You may have thought that the headline should read “Social Media Changes Minds” because of all the wonderful things that social media adds to our lives (I’ll let you determine what wonderful things it does for you). But across the pond there’s concern that social media is actually changing the brains of young users. Of course, this story wouldn’t be any fun if it was simply saying that the kids are getting smarter and smarter because of endless hours in front of a screen while forming ‘relationships’ (more on this one later). Au contraire! Apparently the brains of young folks are, in effect, being rewired by these kinds of interactions and this rewiring is not a positive thing.
Oxford University neuroscientist Susan Greenfield tells the world in the Daily Mail that more parents are finding their kids don’t communicate well and have difficulty concentrating away from their screens. The flattering assessment of social media continues with information like
Sites such as Facebook, Twitter and Bebo are said to shorten attention spans, encourage instant gratification and make young people more self-centred.
I think this may be happening to folks of all ages. The difference is that the impact on a child’s brain is more profound because it is still developing whereas an adult brain is already developed. Adult behavior that changes is just that; a behavior that can change. The fear is that developing brains can actually be altered because of this MTV generation on steroids approach to media. Lady Greenfield continues by saying:
‘It is hard to see how living this way on a daily basis will not result in brains, or rather minds, different from those of previous generations,’ she said.
My fear is that these technologies are infantilising the brain into the state of small children who are attracted by buzzing noises and bright lights, who have a small attention span and who live for the moment.
‘I often wonder whether real conversation in real time may eventually give way to these sanitised and easier screen dialogues, in much the same way as killing, skinning and butchering an animal to eat has been replaced by the convenience of packages of meat on the supermarket shelf,’ she said.
So there is little doubt that the manner in which we interact is being changed by the Internet.

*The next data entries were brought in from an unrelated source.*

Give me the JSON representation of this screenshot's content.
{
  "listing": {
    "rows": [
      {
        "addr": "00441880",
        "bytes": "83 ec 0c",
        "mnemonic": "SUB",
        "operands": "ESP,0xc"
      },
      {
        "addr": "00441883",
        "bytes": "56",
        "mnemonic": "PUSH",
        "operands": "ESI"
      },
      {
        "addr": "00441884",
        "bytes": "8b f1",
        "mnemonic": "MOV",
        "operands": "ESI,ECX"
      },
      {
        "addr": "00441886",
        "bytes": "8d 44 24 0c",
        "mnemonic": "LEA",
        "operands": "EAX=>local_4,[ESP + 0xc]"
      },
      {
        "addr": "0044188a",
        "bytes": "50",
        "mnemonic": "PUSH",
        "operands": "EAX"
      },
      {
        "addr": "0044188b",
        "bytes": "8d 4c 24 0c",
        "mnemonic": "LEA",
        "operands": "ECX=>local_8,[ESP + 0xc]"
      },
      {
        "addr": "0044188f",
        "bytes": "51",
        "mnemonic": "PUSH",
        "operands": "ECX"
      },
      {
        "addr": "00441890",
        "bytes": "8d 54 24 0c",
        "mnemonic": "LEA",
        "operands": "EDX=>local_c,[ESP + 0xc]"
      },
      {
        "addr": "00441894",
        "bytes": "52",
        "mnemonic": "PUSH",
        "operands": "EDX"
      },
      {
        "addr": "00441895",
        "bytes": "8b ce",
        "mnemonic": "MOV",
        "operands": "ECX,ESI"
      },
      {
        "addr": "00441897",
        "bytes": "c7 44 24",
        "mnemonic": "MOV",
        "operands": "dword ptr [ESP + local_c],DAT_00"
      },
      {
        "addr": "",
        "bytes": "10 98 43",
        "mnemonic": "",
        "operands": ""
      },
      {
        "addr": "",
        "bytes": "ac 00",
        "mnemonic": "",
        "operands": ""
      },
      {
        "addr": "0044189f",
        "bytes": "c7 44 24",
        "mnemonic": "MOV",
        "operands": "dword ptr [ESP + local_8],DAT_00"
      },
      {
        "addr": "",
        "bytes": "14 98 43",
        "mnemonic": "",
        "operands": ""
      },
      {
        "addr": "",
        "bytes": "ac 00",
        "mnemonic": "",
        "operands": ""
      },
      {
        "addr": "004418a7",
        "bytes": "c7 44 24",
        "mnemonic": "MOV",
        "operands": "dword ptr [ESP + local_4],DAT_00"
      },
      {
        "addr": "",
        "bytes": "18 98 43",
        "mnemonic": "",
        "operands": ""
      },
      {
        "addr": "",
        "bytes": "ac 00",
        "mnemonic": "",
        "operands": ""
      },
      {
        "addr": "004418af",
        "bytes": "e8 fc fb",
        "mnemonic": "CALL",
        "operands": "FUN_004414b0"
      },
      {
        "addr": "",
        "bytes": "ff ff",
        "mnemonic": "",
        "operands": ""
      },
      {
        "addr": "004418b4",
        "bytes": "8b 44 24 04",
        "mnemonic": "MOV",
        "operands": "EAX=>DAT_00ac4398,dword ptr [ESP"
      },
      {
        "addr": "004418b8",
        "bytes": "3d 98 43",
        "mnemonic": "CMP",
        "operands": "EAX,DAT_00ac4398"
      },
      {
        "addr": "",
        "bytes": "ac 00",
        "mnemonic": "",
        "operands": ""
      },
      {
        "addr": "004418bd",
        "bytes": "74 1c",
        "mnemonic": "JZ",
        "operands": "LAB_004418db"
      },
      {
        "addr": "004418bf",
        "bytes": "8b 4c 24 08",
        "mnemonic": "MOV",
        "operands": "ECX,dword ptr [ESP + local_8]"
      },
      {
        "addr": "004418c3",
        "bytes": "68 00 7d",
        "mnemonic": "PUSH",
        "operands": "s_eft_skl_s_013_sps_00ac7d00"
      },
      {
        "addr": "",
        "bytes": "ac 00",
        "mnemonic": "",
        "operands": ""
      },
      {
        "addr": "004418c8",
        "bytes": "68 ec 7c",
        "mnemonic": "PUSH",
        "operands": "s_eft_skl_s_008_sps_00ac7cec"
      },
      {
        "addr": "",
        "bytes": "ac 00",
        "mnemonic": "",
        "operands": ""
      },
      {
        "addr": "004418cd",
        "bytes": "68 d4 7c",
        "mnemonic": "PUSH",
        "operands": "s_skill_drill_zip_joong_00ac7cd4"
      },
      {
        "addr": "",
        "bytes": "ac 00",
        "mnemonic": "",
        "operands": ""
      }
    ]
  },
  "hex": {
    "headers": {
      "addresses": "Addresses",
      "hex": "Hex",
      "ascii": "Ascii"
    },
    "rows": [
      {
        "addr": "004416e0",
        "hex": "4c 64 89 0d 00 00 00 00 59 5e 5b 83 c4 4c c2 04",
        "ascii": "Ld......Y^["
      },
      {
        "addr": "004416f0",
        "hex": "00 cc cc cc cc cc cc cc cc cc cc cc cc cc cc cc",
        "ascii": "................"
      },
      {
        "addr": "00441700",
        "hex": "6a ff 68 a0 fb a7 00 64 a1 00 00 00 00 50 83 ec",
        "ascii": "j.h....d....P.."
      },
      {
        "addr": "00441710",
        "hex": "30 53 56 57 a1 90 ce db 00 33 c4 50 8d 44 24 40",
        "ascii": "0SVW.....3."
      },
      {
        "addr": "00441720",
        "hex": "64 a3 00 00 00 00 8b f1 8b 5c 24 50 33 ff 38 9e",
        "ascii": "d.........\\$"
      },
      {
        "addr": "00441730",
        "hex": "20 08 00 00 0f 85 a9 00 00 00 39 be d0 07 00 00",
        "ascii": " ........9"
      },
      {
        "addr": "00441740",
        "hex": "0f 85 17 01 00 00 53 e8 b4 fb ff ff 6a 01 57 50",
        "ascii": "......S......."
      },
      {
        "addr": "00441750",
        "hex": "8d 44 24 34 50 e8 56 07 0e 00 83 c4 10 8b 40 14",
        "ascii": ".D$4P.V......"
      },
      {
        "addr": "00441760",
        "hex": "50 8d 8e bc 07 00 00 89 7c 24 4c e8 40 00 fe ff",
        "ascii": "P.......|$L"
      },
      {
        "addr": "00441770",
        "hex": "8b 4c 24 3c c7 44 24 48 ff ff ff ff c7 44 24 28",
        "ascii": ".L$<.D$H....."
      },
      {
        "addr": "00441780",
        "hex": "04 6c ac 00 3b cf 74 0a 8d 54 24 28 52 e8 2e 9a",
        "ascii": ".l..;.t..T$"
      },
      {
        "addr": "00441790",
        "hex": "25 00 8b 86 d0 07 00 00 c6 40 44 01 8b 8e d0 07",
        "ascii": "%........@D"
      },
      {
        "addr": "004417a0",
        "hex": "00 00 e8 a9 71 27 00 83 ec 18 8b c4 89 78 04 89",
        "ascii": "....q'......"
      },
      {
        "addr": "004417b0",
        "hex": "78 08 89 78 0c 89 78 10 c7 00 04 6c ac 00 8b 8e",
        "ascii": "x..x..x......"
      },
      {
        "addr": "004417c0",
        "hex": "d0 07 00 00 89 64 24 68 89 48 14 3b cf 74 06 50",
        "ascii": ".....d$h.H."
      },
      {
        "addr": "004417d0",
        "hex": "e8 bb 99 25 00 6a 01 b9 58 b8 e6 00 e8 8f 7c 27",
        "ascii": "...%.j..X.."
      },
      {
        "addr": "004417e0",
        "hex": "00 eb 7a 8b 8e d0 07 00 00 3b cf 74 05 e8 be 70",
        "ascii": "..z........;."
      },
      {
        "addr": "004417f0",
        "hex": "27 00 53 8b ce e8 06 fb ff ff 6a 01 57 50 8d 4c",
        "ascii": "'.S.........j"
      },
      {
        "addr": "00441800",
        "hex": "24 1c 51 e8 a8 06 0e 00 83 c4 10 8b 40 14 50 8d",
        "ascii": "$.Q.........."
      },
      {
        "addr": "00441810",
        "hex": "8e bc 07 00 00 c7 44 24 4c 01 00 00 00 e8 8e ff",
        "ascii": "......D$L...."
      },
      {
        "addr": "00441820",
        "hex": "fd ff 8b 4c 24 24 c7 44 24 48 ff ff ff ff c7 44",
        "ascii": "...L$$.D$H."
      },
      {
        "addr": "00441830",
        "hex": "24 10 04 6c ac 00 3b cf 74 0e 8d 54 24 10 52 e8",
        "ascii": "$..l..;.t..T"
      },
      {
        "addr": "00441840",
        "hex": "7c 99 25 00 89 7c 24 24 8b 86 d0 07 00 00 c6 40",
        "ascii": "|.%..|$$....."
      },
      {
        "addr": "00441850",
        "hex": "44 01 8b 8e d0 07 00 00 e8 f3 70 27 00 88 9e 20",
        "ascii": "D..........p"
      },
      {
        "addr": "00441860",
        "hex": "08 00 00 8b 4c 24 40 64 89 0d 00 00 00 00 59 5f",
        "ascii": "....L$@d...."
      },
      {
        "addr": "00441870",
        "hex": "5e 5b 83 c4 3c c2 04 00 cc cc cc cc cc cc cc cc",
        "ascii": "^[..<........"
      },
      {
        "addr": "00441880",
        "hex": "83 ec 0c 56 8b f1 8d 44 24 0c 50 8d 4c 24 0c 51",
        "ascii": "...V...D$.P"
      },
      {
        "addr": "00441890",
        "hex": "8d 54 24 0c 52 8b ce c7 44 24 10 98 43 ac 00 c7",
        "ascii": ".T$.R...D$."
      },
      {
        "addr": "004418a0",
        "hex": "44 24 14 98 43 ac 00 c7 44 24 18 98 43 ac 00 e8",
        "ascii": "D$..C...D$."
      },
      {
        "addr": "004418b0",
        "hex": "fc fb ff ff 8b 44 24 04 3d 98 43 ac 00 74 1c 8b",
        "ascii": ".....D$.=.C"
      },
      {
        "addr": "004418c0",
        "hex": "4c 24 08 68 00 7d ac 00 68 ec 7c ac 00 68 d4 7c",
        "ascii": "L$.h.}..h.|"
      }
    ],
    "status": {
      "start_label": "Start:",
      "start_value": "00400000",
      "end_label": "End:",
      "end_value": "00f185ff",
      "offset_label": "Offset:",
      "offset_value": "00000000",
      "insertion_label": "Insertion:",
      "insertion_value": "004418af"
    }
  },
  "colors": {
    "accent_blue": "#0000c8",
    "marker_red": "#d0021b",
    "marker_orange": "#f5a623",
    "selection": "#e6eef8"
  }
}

Most of the coverage has been about the evolution of our ability to communicate with more and more people. One could argue that our communication is becoming an inch deep and a mile wide but that makes sense in a world that too often values quantity over quality.
So what is it Pilgrims? Are we becoming a society that is mistaking typed interactions with our virtual friends for what once defined a real relationship like face to face conversation, a handshake, a phone call and even spending extended time in the direct presence of another person? Are your online relationships as real as traditional ones? Let’s talk about it around the warm glow of the comment fire. Pass the virtual marshmallows!